By Alan Gibbons
Writing the Read On biography of Wayne Rooney, Being Rooney, was a labour of love. I started supporting Manchester United in the 1967–8 season when City tipped us to the title by one point, but we became the first English club to win the European Cup. Getting to write about one of the club’s most exciting players of the modern era was a gift.
Some people look down on sports writing as if it is somehow un-literary. I don’t see it like that. Books like The Fight by Norman Mailer – an account of Muhammad Ali’s ‘rumble in the jungle’ fight with George Foreman – capture the way sport is a celebration of culture as much as a painting, poem, piece of music or novel. There is now a healthy and expanding body of literature exploring the way football reflects issues of class, race, gender, war and peace and the aspiration to achieve the extraordinary, to become more vibrantly human by attempting to be superhuman. When Jesse Owens won four gold medals at the 1936 Berlin Olympics, it symbolised the madness of Hitler’s racist philosophy.
Sport has always been so much more than kicking a ball, clearing a hurdle or throwing a javelin. Who can forget the 2012 London Olympics when athletes like Mo Farrar and Jessica Ennis came to represent a new, multi-ethnic, multi-cultural, inclusive Britain? Who can forget Danny Boyle and Frank Cotterill-Boyce’s skin-tingling celebration of modern Britain?
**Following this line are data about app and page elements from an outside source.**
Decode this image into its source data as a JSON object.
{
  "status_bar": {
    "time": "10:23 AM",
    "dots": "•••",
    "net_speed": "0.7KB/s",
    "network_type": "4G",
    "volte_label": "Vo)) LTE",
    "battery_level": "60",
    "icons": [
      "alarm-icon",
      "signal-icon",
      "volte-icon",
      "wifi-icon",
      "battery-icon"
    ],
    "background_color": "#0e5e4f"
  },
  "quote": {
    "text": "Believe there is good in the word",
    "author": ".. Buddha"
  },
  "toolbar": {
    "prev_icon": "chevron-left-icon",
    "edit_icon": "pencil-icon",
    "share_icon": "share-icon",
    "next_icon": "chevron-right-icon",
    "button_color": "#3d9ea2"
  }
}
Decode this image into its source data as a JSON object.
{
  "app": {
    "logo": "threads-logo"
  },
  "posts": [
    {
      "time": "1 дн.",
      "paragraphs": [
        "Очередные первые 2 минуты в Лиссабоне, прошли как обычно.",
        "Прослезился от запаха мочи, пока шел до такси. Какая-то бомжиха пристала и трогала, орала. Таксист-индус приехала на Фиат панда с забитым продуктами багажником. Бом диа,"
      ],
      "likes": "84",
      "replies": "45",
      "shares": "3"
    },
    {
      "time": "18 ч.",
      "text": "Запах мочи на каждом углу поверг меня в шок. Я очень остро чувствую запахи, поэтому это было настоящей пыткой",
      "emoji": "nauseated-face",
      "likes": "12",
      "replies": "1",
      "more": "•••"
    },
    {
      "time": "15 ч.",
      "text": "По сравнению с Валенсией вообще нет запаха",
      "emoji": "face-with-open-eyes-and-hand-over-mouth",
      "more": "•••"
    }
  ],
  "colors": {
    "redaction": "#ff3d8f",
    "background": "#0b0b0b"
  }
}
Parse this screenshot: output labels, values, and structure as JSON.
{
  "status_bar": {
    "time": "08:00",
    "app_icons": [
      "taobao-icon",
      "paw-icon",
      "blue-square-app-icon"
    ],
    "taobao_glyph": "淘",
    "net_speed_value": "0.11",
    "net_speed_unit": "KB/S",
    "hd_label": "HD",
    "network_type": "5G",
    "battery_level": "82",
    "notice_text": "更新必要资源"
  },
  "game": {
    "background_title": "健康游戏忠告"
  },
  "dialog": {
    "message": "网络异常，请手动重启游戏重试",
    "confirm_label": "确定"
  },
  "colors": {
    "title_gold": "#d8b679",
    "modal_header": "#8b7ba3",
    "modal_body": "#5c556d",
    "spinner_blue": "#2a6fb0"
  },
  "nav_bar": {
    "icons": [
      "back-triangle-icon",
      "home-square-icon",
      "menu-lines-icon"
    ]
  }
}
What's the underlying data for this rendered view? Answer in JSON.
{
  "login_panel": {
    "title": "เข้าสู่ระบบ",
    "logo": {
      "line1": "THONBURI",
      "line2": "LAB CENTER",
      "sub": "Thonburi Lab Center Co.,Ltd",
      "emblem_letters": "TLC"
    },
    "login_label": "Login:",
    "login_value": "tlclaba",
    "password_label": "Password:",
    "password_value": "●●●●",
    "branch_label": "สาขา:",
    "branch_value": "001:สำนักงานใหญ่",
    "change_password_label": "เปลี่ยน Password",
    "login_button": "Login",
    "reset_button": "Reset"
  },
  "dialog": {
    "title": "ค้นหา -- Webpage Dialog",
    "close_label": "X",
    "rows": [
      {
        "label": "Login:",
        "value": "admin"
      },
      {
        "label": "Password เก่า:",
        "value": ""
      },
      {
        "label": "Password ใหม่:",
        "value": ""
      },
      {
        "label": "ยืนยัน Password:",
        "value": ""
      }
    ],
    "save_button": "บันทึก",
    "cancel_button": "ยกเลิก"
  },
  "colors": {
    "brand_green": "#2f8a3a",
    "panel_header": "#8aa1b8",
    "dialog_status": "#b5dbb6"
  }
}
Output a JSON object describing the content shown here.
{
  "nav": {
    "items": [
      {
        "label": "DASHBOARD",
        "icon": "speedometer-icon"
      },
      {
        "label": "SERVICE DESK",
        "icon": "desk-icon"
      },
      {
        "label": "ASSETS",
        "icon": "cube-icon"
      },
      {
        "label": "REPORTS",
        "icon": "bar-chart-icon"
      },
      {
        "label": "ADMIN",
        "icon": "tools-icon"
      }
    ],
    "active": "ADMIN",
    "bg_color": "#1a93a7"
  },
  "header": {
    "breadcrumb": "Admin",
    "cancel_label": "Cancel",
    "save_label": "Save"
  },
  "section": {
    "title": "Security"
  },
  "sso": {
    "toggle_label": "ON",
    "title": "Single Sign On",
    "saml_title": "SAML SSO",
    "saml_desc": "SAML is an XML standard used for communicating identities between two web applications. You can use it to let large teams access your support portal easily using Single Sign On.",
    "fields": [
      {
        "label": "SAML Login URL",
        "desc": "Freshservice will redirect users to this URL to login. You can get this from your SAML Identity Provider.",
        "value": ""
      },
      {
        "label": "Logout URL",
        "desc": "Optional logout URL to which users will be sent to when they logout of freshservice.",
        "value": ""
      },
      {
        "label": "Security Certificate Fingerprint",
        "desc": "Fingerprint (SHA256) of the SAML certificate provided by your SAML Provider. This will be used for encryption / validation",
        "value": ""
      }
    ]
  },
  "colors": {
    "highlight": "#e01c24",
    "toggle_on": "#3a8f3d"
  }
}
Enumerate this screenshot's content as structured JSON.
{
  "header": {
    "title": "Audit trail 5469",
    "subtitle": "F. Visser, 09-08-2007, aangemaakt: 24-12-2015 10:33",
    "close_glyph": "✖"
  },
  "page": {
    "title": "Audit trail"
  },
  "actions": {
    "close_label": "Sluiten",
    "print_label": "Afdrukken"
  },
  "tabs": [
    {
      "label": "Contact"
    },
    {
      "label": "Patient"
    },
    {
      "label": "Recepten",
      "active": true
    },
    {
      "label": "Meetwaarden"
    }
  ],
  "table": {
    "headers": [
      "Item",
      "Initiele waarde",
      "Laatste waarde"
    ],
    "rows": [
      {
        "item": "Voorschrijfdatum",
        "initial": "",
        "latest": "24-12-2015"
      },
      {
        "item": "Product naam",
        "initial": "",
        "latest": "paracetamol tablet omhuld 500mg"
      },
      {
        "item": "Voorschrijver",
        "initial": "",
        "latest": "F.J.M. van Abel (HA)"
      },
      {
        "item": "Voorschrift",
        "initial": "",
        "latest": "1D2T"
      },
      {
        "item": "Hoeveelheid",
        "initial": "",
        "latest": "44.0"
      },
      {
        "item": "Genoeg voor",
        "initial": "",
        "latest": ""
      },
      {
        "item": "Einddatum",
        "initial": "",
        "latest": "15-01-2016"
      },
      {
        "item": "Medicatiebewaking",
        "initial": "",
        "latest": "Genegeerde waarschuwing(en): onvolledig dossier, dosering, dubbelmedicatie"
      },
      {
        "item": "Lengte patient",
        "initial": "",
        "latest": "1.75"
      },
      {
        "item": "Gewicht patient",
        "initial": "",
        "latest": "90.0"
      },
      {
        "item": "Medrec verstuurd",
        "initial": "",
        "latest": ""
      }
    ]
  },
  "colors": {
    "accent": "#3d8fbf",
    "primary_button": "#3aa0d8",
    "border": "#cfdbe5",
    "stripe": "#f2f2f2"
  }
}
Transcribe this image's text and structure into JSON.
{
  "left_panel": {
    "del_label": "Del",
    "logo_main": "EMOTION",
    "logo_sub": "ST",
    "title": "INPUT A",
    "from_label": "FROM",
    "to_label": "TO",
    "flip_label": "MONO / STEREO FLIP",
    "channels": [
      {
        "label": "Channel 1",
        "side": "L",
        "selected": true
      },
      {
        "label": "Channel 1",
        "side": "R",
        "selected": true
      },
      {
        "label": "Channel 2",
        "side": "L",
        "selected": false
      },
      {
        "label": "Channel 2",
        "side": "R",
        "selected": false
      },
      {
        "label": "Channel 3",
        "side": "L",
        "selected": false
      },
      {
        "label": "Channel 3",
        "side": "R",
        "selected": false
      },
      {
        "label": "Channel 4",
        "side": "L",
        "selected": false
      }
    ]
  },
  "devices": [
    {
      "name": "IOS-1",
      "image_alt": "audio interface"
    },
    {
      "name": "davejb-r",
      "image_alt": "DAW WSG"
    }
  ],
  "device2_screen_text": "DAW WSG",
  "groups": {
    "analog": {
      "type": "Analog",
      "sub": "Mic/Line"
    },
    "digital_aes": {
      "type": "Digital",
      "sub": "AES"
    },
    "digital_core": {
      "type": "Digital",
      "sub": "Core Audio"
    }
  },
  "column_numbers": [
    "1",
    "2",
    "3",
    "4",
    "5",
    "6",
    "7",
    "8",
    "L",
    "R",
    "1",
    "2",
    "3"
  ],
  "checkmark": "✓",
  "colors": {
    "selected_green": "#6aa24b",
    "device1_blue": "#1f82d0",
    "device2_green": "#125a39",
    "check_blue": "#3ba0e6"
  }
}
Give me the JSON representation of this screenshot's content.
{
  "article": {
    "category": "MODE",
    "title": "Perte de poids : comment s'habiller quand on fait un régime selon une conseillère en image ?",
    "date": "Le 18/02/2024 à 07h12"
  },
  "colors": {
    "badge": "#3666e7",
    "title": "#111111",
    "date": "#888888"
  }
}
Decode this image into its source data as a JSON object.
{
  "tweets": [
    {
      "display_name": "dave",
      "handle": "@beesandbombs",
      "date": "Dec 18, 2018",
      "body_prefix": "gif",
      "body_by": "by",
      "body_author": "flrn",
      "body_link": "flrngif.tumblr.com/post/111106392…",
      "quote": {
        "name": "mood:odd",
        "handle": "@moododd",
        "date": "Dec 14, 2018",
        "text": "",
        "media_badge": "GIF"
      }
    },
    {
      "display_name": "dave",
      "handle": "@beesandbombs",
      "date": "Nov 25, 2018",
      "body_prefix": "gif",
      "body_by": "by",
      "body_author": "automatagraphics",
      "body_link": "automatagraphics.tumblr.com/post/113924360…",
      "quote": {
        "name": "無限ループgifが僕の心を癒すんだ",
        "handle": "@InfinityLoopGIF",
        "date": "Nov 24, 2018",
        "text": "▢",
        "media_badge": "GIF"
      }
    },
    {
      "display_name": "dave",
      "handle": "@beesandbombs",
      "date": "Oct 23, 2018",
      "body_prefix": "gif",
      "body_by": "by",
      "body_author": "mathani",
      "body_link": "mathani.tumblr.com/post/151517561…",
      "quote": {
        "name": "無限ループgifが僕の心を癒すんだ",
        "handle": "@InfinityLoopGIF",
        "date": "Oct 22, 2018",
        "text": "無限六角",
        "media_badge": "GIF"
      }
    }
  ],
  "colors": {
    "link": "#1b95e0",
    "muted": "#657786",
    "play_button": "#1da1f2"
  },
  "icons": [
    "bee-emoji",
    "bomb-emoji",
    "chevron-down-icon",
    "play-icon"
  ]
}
Sport is an inspiration to many. I will never forget going to Anfield with my family to commemorate the 96 victims of the Hillsborough disaster. One fan shouted. ‘Justice for the 96!’ behind us. Soon 30,000 people took up the call with one voice. It was the first step to winning justice for the victims’ families.
For many kids whose lives pulsate to the rhythms of their heroes’ sporting life, books about sport can be an incredibly effective bridge to literacy.
Free for your classroom:
Many sports-crazy young people imagine themselves lifting the Jules Rimet trophy. It makes me wonder why more schools don’t tap into this vein of enthusiasm. Why not engage your students in a narrative in which they imagine themselves as part of a World Cup winning team?
Click here to download a free classroom activity: Writing the World Cup, by Alan Gibbons
In this way your students can turn a lifelong dream into an affecting and engaging piece of fiction. You are now making sport that bridge to literacy.
Alan Gibbons trained as a teacher and through working with young people discovered his literary voice. He started writing fiction for his pupils and published his first novel in 1993. Alan has also appeared on the BBC education programme Writer’s Block, the Blue Peter Book Awards, radio 4’s Front Row, and is a regular contributor to TES, Junior Education, Carousel, Books for Keeps and other journals.